Directions for this task: Select from the data all lines with the word "JSON".

(Website and app data records)
*** Block opens ***

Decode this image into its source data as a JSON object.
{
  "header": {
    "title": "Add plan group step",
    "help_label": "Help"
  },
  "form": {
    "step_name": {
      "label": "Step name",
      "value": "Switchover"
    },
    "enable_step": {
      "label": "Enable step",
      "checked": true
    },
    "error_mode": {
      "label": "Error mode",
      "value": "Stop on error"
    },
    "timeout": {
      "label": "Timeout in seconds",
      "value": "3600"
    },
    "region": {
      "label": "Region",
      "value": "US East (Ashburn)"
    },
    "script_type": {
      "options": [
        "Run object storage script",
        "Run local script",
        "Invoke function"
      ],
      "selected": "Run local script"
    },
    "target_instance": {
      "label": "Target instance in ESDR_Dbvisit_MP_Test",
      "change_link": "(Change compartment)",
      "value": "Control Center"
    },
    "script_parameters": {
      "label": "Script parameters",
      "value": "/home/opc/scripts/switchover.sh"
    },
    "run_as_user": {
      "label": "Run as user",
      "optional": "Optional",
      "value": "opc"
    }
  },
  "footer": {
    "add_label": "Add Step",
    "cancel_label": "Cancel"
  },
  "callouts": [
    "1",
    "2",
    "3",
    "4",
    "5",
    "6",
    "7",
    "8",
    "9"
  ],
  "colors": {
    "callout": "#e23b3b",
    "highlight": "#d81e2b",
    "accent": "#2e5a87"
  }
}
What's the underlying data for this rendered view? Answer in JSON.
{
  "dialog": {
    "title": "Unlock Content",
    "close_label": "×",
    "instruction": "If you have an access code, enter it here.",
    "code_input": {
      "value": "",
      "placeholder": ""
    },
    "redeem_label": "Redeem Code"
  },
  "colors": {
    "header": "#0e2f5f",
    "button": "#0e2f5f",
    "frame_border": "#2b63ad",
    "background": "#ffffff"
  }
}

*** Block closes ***

Task result:
Decode this image into its source data as a JSON object.
What's the underlying data for this rendered view? Answer in JSON.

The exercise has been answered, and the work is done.